Alan Pickert says the group’s virtual meeting had advantages and disadvantages.
Terrell Hogan partner Alan Pickert is one of 14 Florida representatives in the American Bar Association House of Delegates. He participated in the ABA Midyear Virtual Meeting Feb. 17-22 when 31 measures were considered and approved.
The policy proposals, which are debated by delegates with diverse legal and political backgrounds, enable the ABA to lobby legislators and authorize the filing of legal briefs in support if a resolution on a topic is approved by a majority of the delegates.
Pickert said there are some advantages to conducting the meeting remotely. He doesn’t have air fare or six days of hotel and meal expenses in Chicago, he’s not away from his family and he can continue to practice law.
“Not all resolutions require my participation. If you are at the meeting in person, you can’t just get up repeatedly and leave the room for 20 or 30 minutes.

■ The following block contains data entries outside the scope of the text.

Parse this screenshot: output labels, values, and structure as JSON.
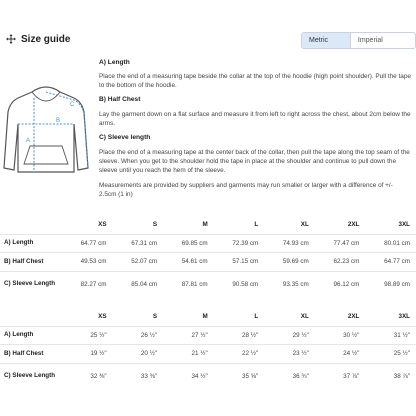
{
  "header": {
    "title": "Size guide",
    "units": [
      "Metric (cm)",
      "Imperial (inches)"
    ],
    "selected_unit": "Metric (cm)"
  },
  "diagram": {
    "labels": [
      "A",
      "B",
      "C"
    ]
  },
  "instructions": {
    "a_title": "A) Length",
    "a_text": "Place the end of a measuring tape beside the collar at the top of the hoodie (high point shoulder). Pull the tape to the bottom of the hoodie.",
    "b_title": "B) Half Chest",
    "b_text": "Lay the garment down on a flat surface and measure it from left to right across the chest, about 2cm below the arms.",
    "c_title": "C) Sleeve length",
    "c_text": "Place the end of a measuring tape at the center back of the collar, then pull the tape along the top seam of the sleeve. When you get to the shoulder hold the tape in place at the shoulder and continue to pull down the sleeve until you reach the hem of the sleeve.",
    "note": "Measurements are provided by suppliers and garments may run smaller or larger with a difference of +/- 2.5cm (1 in)"
  },
  "sizes": [
    "XS",
    "S",
    "M",
    "L",
    "XL",
    "2XL",
    "3XL"
  ],
  "metric_rows": [
    {
      "label": "A) Length",
      "values": [
        "64.77 cm",
        "67.31 cm",
        "69.85 cm",
        "72.39 cm",
        "74.93 cm",
        "77.47 cm",
        "80.01 cm"
      ]
    },
    {
      "label": "B) Half Chest",
      "values": [
        "49.53 cm",
        "52.07 cm",
        "54.61 cm",
        "57.15 cm",
        "59.69 cm",
        "62.23 cm",
        "64.77 cm"
      ]
    },
    {
      "label": "C) Sleeve Length",
      "values": [
        "82.27 cm",
        "85.04 cm",
        "87.81 cm",
        "90.58 cm",
        "93.35 cm",
        "96.12 cm",
        "98.89 cm"
      ]
    }
  ],
  "imperial_rows": [
    {
      "label": "A) Length",
      "values": [
        "25 ½\"",
        "26 ½\"",
        "27 ½\"",
        "28 ½\"",
        "29 ½\"",
        "30 ½\"",
        "31 ½\""
      ]
    },
    {
      "label": "B) Half Chest",
      "values": [
        "19 ½\"",
        "20 ½\"",
        "21 ½\"",
        "22 ½\"",
        "23 ½\"",
        "24 ½\"",
        "25 ½\""
      ]
    },
    {
      "label": "C) Sleeve Length",
      "values": [
        "32 ⅜\"",
        "33 ⅜\"",
        "34 ½\"",
        "35 ⅝\"",
        "36 ¾\"",
        "37 ⅞\"",
        "38 ⅞\""
      ]
    }
  ],
  "colors": {
    "accent_blue": "#4a90d9",
    "toggle_active": "#dbe8f8",
    "outline": "#555555"
  }
}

Via the computer, I can do work at my desk, field phone calls, etc., until I am needed throughout the course of the meeting,” Pickert said.
However, he misses the personal contact with colleagues.
“The Florida Caucus typically has lunch and or dinner together. It’s amazing how much I learn from listening to their experiences in and out of the courtroom,” Pickert said.
Pickert said one of the first resolutions passed concerned student loan debt for law students and recent law school graduates.
Advocates for the student loan modifications, Resolution 106C, said that even before COVID-19 slowed the U.S. economy, many young lawyers struggled with their student loans given the legal profession’s uncertain job market and their high student debt.
Studies indicate recent law school graduates carry an average student debt of $145,000. Last summer, the National Association for Law Placement reported that 49% of law schools surveyed stated employers had rescinded employment offers, and other offers were pushed into 2021.
The resolution recommends extending loan repayment terms, allowing either refinancing or transferring of obligations to federal from commercial programs and authorizing suspension or forgiveness of student loans in certain situations.
The sponsor, the Young Lawyers Division, withdrew a companion resolution that urged Congress to amend the U.S. bankruptcy code to ease restrictions on how student loans can be discharged in bankruptcy proceedings because of objections raised by other ABA entities, Pickert said.
As a help to some recent law graduates taking the Bar exam, the delegates approved Resolution 105, which urges that the Bar admission authority of each jurisdiction allow test-takers to bring menstrual products in opaque rather than clear containers, and recommends relaxing other restrictions now in place.
Each jurisdiction develops its own rules and guidelines, and restrictions regarding menstrual products were cited as posing additional pressures and challenges to test-takers.
Two other new policies are geared to help lawyers and law students better manage their well-being and family life, particularly during the COVID-19 pandemic.
Resolution 300A encourages stakeholders in the legal profession to make resources accessible that advance well-being.
Resolution 101A urges governmental entities to allow specially trained facility dogs to assist victims and vulnerable witnesses in any stage of the criminal justice system.
Other resolutions approved that Pickert said might be of interest locally include:
• 10E, which endorses the federal Daniel Anderl Judicial Security and Privacy Act of 2020, or similar legislation, to prohibit the disclosure of personally identifiable information of current and former federal judges and other jurists. The proposed federal law follows the assassination last year of a son of a federal judge in New Jersey.
• 10F, which urges governmental entities to establish law enforcement officer training and implement guidelines to minimize implicit bias in giving exit orders during discretionary traffic enforcement stops where the officer has safety concerns or a reasonable suspicion of criminal activity.
• 103B, which asks the U.S. Department of Justice and the attorney general to withdraw certain AG opinions related to criminal records and U.S. immigration law and replace them with opinions that are consistent with congressional intent, the U.S. Constitution and U.S. treaty obligations.
• 107B, which urges states to adopt certain principles in administering elections for U.S. president and that if a dispute arises as to the proper recipient of the electoral votes for a state, Congress should give controlling effect to the winner of the popular vote for that state unless a state allocates electoral votes by congressional district as is currently done in two states.